The groups are calling for PCAST to recommend restoring the CVPR standard and “additional policy measures that would rein in all indiscriminate, untargeted, and unnecessary antibiotic use in meat and poultry production.”
Laura Rogers, director of Pew’s campaign on human health and industrial farming, told Food Safety News that the groups were worried that PCAST seemed uncertain as to how to proceed after its initial meeting regarding antibiotics in April.
The committee was trying to ascertain just how much agriculture usage contributes to the antibiotic resistance problem in humans, but this is a very difficult question to answer because of lack of pertinent data.
Pew and many others await PCAST’s report on antimicrobial resistance. It won’t be issued before Friday, but it could come soon after.
“Our worry is that because it’s the animal side and they were asking questions like, ‘What’s the biggest contributor?,’ that they’re going to cordon off this issue and set it aside and just focus on human medicine and the need for spurring innovation of new drugs,” Rogers said.
She added that Salmonella antibiotic resistance data released by the National Antimicrobial Resistance Monitoring System (NARMS) last week illustrates the need for more granular-level data to figure out how to stop creating superbugs.
In early May, the World Health Organization (WHO) released a global report finding that surveillance of antibiotic resistance is generally “neither coordinated nor harmonized, compromising the ability to assess and monitor the situation.”
“I can’t imagine a [PCAST] report that would come out that wouldn’t address the need for better surveillance both in human medicine — how we’re using them and why — and on the animal side,” Rogers said. “We have enough data to act, but we need more information to know the strategic ways we can go in and cut out broad overuses of the drugs.”
The U.S. is “woefully behind much of the rest of the world,” especially Europe, in terms of confronting antibiotics overuse, Rogers added.
France recently published an assessment of the risks of emerging antimicrobial resistance related to patterns of antibiotic use in animal health, following the government’s decision to reduce the use of antibiotics in veterinary medicine over the 2012-2017 period (the Ecoantibio 2017 plan).
Sweden has challenged the European Union to match its own livestock welfare standards, which include medicating animals only when they are ill.
On June 25, the Netherlands hosted an international conference on antibiotic resistance as a follow-up to the WHO report.

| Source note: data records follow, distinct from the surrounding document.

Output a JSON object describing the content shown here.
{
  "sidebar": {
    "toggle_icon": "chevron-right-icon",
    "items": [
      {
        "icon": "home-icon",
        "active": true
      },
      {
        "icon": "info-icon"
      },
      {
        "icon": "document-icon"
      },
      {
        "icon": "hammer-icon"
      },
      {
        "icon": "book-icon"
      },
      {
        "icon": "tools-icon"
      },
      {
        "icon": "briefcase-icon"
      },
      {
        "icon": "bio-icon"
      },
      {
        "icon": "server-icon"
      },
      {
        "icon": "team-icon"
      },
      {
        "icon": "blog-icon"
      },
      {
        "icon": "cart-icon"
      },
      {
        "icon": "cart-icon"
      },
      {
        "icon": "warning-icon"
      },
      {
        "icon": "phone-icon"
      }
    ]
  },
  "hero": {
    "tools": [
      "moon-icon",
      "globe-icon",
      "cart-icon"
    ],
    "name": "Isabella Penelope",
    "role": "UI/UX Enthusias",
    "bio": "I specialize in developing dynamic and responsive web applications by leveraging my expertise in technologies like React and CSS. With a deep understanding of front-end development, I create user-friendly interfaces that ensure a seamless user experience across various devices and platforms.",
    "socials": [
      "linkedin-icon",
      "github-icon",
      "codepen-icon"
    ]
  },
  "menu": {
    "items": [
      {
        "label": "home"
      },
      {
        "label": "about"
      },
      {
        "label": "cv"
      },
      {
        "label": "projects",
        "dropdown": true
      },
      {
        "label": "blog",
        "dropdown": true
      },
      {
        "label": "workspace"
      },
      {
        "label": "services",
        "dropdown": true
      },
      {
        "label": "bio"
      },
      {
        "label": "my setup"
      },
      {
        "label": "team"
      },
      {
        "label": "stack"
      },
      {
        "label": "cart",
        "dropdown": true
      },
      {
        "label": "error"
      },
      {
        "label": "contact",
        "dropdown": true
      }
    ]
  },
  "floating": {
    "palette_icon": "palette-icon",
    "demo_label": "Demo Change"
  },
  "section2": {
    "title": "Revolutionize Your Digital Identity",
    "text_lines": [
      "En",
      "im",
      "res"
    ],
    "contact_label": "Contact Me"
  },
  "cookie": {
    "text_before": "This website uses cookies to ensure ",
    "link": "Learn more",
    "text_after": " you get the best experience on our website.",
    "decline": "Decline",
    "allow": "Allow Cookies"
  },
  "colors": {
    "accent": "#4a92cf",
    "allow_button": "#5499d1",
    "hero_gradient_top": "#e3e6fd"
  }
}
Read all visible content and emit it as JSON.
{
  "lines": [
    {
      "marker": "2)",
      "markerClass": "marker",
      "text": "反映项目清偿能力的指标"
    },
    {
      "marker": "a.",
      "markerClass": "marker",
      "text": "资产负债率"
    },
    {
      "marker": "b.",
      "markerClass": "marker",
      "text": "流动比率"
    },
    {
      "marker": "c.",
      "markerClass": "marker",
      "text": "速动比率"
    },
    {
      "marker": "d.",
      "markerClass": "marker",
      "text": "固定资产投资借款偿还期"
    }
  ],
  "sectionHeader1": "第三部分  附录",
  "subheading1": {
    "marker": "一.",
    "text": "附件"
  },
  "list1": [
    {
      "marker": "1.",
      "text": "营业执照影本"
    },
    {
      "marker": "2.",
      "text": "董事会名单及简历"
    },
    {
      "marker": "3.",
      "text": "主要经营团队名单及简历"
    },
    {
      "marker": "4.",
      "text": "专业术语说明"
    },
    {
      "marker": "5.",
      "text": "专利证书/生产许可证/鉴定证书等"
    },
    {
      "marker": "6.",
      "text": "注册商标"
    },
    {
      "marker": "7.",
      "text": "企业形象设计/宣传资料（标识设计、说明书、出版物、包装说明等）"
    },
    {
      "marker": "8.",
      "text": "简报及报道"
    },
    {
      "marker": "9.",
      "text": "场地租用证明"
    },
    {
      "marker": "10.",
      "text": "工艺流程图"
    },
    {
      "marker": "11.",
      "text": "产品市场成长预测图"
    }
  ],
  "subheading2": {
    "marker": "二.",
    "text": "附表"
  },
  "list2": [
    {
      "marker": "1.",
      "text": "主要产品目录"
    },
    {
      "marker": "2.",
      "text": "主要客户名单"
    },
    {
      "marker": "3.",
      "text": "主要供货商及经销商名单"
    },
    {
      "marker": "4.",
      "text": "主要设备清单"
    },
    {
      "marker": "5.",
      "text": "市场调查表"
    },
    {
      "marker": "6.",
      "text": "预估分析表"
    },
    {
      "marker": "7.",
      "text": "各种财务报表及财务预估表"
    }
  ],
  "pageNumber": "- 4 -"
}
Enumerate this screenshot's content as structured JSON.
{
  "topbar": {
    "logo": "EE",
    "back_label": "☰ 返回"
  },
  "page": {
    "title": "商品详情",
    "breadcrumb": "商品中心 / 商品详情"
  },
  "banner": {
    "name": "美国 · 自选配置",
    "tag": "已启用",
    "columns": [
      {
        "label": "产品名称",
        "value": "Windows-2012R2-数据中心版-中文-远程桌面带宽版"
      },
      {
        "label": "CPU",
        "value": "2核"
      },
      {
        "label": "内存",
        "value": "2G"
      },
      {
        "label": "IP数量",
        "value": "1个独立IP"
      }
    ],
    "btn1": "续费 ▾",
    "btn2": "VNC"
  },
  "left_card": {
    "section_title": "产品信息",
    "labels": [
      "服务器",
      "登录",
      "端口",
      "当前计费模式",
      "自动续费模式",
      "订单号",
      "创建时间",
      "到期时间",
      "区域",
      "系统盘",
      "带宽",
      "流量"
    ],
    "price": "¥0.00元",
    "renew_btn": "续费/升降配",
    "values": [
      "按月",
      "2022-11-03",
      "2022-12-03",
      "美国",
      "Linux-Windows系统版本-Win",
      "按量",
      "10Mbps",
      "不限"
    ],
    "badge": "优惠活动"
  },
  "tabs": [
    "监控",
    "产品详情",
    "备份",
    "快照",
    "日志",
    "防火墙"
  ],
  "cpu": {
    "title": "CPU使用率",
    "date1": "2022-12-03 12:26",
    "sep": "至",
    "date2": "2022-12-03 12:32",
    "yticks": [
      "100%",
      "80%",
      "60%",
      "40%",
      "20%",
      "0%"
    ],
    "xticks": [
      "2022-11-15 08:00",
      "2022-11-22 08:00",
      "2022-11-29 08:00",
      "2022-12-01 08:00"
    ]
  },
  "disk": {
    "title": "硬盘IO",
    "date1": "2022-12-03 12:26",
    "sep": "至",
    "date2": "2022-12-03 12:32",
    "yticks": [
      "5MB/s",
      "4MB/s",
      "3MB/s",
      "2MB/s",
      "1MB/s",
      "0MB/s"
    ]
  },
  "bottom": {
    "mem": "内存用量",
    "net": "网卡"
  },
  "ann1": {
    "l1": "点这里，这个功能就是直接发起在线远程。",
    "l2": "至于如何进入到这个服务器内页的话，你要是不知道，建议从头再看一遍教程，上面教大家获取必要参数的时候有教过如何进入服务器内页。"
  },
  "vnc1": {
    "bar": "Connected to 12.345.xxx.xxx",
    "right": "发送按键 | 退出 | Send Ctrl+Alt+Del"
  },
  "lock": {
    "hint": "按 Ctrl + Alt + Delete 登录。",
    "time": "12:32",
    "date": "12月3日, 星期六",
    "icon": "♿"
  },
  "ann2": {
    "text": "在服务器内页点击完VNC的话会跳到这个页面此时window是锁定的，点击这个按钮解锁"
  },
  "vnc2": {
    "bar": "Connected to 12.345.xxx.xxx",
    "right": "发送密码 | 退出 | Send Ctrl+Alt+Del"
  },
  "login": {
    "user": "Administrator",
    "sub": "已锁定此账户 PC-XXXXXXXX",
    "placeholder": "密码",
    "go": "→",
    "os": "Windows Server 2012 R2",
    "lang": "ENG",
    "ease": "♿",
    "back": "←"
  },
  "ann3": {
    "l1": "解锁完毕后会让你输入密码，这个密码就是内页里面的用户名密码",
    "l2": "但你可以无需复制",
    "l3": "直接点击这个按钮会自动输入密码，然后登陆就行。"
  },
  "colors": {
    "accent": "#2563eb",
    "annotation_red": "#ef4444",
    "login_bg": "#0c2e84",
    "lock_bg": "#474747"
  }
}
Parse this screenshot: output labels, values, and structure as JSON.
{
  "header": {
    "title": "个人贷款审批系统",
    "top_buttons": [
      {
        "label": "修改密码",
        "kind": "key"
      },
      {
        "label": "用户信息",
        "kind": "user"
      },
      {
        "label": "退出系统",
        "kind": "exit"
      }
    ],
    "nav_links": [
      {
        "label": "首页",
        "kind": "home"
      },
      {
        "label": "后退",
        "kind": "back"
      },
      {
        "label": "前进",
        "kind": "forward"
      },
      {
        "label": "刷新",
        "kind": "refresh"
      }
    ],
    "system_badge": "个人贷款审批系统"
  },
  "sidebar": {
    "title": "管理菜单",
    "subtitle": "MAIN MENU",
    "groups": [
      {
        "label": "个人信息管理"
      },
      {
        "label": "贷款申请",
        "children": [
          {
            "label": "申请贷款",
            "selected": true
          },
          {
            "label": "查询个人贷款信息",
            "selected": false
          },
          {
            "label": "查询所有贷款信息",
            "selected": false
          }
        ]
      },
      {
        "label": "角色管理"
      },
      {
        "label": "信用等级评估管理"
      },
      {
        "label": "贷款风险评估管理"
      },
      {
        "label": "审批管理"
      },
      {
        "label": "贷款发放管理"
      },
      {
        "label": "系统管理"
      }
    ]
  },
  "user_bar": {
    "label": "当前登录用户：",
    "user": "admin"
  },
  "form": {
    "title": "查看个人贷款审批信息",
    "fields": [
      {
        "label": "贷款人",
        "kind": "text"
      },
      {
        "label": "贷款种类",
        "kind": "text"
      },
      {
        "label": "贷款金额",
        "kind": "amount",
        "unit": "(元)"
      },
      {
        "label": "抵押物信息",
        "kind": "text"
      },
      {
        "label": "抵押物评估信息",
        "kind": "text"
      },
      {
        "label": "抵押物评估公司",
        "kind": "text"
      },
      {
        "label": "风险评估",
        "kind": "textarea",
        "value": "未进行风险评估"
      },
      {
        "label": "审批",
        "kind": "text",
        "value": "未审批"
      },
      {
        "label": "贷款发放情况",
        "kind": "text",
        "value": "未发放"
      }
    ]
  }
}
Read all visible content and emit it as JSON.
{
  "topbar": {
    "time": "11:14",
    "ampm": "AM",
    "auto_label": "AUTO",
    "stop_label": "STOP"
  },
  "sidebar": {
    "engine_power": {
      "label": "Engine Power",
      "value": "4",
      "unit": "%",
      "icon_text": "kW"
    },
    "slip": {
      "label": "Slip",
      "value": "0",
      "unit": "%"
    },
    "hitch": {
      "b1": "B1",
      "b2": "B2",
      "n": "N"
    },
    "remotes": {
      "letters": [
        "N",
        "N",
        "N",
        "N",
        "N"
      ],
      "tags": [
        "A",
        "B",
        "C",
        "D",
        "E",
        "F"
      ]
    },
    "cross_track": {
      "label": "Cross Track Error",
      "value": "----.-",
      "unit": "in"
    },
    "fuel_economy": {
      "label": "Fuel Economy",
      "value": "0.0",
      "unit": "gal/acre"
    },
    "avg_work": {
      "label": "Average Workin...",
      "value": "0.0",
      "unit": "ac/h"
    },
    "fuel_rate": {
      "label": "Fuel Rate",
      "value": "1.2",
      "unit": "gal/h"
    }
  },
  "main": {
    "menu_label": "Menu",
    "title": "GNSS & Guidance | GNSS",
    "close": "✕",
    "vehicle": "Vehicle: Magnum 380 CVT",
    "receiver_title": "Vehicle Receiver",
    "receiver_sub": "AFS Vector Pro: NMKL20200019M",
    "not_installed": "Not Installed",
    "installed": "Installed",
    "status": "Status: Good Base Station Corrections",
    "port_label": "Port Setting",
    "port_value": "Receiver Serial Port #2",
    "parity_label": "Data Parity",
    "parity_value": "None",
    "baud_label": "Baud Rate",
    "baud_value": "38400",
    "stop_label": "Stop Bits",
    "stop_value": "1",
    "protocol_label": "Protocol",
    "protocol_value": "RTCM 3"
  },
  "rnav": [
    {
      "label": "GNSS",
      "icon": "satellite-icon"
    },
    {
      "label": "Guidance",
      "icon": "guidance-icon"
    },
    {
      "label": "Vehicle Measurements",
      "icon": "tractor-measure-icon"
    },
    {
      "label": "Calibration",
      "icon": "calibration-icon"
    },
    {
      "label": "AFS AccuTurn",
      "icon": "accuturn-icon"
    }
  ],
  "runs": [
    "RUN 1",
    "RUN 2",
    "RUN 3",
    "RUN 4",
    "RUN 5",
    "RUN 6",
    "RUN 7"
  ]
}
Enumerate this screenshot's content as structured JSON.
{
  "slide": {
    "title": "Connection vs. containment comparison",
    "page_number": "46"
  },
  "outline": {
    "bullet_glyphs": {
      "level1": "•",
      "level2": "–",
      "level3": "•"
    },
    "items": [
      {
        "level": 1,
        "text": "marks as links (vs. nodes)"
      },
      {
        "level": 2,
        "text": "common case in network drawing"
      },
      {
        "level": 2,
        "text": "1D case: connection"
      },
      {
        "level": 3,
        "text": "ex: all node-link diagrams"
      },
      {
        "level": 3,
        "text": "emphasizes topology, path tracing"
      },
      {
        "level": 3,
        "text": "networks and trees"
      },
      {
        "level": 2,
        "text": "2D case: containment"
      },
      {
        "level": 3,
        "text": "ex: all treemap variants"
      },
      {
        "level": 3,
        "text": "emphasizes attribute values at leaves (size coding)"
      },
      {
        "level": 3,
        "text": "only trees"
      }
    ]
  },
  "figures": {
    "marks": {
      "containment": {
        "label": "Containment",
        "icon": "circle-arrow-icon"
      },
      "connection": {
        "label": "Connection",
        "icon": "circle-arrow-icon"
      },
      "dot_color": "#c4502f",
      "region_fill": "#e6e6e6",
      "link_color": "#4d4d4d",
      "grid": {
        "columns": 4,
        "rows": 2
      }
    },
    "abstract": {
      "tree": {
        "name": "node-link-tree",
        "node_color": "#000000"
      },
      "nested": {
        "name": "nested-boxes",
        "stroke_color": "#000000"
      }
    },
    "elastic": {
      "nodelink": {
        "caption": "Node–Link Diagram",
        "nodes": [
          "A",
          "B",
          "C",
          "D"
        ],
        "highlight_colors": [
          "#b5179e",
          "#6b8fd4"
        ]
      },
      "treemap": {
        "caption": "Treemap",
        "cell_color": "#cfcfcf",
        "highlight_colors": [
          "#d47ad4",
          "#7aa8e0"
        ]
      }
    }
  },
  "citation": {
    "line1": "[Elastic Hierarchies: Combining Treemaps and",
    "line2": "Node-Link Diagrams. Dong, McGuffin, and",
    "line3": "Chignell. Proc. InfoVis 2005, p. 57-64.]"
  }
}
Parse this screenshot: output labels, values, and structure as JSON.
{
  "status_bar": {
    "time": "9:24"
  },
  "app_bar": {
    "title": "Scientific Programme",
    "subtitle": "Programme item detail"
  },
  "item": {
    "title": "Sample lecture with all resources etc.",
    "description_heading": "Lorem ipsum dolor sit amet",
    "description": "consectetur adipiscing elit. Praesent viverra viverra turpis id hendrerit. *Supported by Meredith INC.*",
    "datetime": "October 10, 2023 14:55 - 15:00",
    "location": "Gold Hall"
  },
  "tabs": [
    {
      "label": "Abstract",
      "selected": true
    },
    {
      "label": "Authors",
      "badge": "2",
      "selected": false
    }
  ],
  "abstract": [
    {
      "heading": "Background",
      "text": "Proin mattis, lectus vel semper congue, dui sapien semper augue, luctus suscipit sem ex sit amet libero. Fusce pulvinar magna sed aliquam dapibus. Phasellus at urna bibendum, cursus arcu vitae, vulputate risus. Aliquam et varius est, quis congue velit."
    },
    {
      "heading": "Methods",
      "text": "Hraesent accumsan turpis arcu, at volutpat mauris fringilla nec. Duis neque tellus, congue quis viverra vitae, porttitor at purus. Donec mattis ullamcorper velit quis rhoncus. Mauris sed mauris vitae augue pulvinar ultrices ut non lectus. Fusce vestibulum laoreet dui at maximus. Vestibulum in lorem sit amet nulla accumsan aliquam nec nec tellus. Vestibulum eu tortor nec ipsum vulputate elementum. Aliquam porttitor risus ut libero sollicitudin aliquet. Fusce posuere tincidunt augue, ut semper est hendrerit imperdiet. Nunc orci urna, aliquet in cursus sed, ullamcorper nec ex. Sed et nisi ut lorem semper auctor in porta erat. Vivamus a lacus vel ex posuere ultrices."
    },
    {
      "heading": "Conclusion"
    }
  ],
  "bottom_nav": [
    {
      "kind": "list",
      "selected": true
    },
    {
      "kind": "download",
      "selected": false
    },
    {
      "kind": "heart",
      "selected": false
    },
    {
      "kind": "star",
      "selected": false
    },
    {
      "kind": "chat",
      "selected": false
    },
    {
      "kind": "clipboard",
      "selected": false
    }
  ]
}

During her address, the Dutch Minister of Health, Welfare and Sport, Edith Schippers, said that, “When it comes to agriculture — it is my firm belief that we should ban the use of our last-resort antibiotics in animal husbandry all together.”
And, on July 1, U.K. Prime Minister David Cameron announced the creation of a new review panel that will investigate antibiotic overuse generally and why new drugs are not being developed.
“To my knowledge, no one with an equivalent position in the US government has ever spoken so directly or substantially about antibiotic resistance — and particularly not about the politically contentious (though scientifically settled) problem of drug use in agriculture,” wrote Maryn McKenna in her Wired blog post about Schippers and Cameron. “Imagine Obama speaking out about antibiotic resistance. What a powerful statement of priorities that would be.”
Although the PCAST report on its own will not be able to compel FDA action, Rogers said she hopes it will prompt the Obama administration to follow with an action plan on how to address the issue.
“FDA has taken this step [with Guidance #213], but the agency is just moving at a pace that is not equal to the public health crisis that we’re facing when it comes to antibiotic resistance,” she said. “Hopefully, the report will add some fire to getting the agency to move more quickly.”